Here is a good example of how the market behaves when price reached a trading limit. Here we are looking at Corn after a USDA report. Old crop July went limit down right after the data and pretty much stayed there. New crop December also sold off, but stayed above limit.
Now, the exchange spread between the two also continued to trade – and it continued lower.
If you were calculating the spread between the two by taking one price away from the other, you’d get a different number from the exchange spread. That is because July was limit down and therefore not moving – while Dec was.
The exchange spread however is the true representation of where the market is.
Now this is really handy to know because it will give you an idea of where July should be trading if there were no trading limits. Or more importantly, it can give you an idea of where the market can re-open in the next session.
We know Dec is trading at 546.25 at the July-Dec spread is 111.75. To calculate what we can call a fair value for the July contract, we just add the two together. Simple!
546.25 + 111.75 = 658
A fair value of 658 is a way off the limit down price of 676.0.

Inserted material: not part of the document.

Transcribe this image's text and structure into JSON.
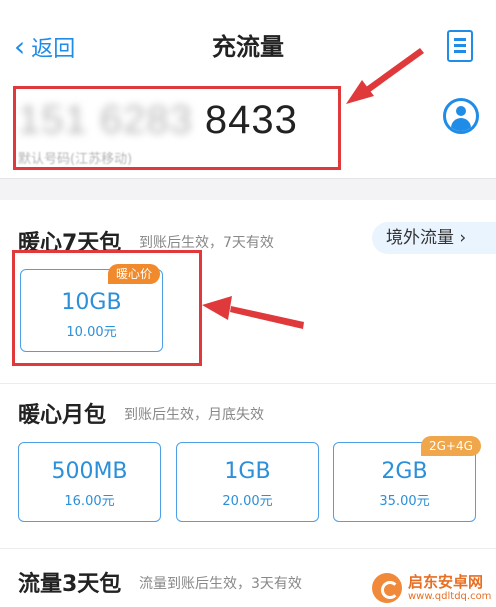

So how can you trade that? Assuming the spread value holds over the course of close to next open, then an actual open too far away from 658 may provide a fast trading opportunity.
If for example, July opened around where it closed (limit down at 676), that would be a pretty low risk short.
Do I have to wait for a limit move? No, these kinds of things happen on a smaller scale all the time – and you don’t need a limit move for opportunity to present itself. What do you need is a market in which you can estimate a potential open that is somewhat reliable.
In the above example, we estimated where July should open based on the Dec price and the Jul-Dec spread.
In a way, looking at a calendar spread in a limit down scenario is a little like having two related markets such as the Tnote and the Aussie 10s with one of them trading while the other is closed.
While one market is closed (namely the Aussie 10s) the other can move about and affect where the other market ‘should’ open.
Given our Aussie bonds take lead from the US, a reasonable sized move in the Tnote means the Aussie 10s will gap in that direction when it opens and plays catch up.
How do you calculate that potential gap? For fixed interest, that’s where DV01s come in – and it’s all explained in our Bond Fundamentals book (see DV01 Gapper).
This article started out about Corn limits, but ended up talking about fixed interest markets. However there is a parallel there. A limit move can provide opportunity if you know what you are looking for (i.e. know how to calculate an expected re-open). Same goes for related fixed interest markets.
I bet there are other markets in which you could apply this concept…